Have you ever heard a message clearly meant for someone else? The topic is so applicable to what someone you know struggles with (gossip, complaining, slothfulness, lack of humility, lying, modesty, anger, the list goes on) and you wonder why you were hearing it instead of them.
This happens to me all the time. I hear or read a convicting message and immediately think of someone who really needs to know this information so they can go on without sin in her life. How could I possibly deliver this to said person so she can know the truth? I wonder. Maybe put a link on her facebook page, "I saw this and thought of you." No, too obvious.
It is interesting that God, in his infinite knowledge and power to ordain providence in our lives, would allow us to continue to be subjected to good messages meant for other people.
Or perhaps assigning blame to other people's sin is far easier than confronting our own.
Thinking of another person's sin and wishing she (and she alone) would be convicted and have a life-changing experience, is just another way to meddle instead of dealing with the sin in our own lives.
Oh women, we love to meddle. We love to find faults in others. We love to stir a pot with conflict instead of making peace.

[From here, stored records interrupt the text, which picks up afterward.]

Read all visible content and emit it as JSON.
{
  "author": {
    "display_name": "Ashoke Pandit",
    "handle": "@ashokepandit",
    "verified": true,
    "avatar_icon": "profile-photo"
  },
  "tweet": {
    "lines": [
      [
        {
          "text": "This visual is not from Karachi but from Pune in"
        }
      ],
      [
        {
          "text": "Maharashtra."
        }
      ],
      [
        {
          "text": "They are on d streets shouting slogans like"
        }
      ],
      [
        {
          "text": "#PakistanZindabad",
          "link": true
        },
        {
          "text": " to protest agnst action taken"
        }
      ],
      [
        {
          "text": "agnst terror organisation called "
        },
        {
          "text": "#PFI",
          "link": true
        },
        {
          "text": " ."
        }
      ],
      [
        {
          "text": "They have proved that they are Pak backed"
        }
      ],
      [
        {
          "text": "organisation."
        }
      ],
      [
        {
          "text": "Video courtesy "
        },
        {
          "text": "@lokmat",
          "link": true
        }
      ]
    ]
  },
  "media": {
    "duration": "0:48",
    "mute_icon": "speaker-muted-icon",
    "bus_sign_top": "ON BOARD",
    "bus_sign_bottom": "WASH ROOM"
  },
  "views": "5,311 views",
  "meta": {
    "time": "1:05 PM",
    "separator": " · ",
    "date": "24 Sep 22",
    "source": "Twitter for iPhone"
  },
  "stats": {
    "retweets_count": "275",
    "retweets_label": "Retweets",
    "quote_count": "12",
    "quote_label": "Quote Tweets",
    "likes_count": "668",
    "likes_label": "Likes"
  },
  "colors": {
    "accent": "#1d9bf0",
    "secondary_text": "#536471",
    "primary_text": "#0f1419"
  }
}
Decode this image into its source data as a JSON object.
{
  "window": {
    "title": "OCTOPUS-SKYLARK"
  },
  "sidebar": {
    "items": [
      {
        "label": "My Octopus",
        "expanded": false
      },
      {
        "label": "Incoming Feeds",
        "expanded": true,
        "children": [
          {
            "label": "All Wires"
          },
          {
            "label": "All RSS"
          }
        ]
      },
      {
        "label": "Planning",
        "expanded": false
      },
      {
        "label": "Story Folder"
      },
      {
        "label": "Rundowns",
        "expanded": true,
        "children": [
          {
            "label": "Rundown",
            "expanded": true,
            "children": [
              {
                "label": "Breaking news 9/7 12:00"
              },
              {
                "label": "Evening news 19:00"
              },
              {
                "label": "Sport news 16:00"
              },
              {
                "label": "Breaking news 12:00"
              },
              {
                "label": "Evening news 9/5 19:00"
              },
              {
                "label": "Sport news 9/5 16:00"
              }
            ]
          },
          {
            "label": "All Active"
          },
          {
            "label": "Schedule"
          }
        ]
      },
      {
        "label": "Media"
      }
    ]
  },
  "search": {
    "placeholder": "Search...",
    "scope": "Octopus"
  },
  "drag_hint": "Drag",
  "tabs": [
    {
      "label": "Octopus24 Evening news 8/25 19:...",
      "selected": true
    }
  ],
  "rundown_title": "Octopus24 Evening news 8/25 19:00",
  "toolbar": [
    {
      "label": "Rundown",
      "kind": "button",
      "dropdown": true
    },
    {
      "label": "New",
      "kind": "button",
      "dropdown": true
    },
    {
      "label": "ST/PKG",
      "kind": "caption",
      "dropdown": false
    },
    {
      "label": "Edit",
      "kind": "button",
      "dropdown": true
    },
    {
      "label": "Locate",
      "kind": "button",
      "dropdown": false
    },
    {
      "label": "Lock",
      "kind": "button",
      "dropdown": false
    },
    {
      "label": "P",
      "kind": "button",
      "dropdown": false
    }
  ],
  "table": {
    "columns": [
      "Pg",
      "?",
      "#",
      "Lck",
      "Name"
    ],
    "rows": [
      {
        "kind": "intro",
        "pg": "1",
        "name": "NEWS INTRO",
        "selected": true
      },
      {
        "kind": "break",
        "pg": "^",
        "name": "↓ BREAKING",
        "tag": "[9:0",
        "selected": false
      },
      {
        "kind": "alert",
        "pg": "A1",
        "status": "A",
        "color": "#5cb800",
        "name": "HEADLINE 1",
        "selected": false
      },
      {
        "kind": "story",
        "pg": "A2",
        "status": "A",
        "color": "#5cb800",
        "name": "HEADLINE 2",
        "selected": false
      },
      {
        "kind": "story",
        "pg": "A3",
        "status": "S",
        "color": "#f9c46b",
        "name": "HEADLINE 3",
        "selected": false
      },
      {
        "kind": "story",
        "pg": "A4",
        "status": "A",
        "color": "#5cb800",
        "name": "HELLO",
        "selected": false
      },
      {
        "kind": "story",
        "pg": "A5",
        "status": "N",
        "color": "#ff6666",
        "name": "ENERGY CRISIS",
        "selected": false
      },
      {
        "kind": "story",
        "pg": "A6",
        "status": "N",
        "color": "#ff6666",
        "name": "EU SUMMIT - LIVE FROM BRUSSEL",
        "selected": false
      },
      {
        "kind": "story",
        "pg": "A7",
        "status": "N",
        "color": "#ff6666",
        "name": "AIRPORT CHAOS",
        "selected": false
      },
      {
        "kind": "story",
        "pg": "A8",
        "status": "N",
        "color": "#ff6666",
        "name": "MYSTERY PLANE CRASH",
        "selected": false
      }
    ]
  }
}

Our sin nature has never been so ugly as when we give in to these tendencies.
"Women [should be] worthy of respect,
not malicious talkers but temperate
and trustworthy in everything."
(I Timothy 3:11)
I would suggest that God never puts a message in our path that cannot somehow be applied to our own lives. Whether it is in the form of a God-centered magazine article, a book, a Drops devotional in our email inbox, a pastor's sermon, a particular Bible passage, or an inspiring talk on the radio. God has a message for you to hear. For me to hear. Not to wish upon someone else, hoping for a life-change in them. God desires a life change in each one of us.
I recently dealt with an incredibly difficult person. The conflict had me mentally assigning sins to her that I hoped God would convict her of. The thought, "how can she call herself a Christian?" crossed my mind.
After I calmed down and allowed the Holy Spirit to lend me the peace I craved, this verse came to mind:
He [Jesus] said to them,
"If any one of you is without sin,
let him be the first to throw a stone at her."
Have I not struggled with the same sins as my "incredibly difficult person"? Maybe not to the severity in this particular instance. And my sins may be different, but not less disgusting to God. Sin entangles us all.
"... let us throw off everything that
hinders and the sin that so easily entangles.
And let us run with perseverance
the race marked out for us."
All my wishing and hoping to convict someone else with a powerful blast of truth will not change them. I have no control over another person. I can pray for that person and God can convict and enact change, but ultimately, the only person I have control over is me. Myself. I.
I have the power to listen, be teachable, learn, grow, and change. I do not have to throw the a stone against someone else's sin. I can take each challenge to heart and ask God, "What change do you desire in me?"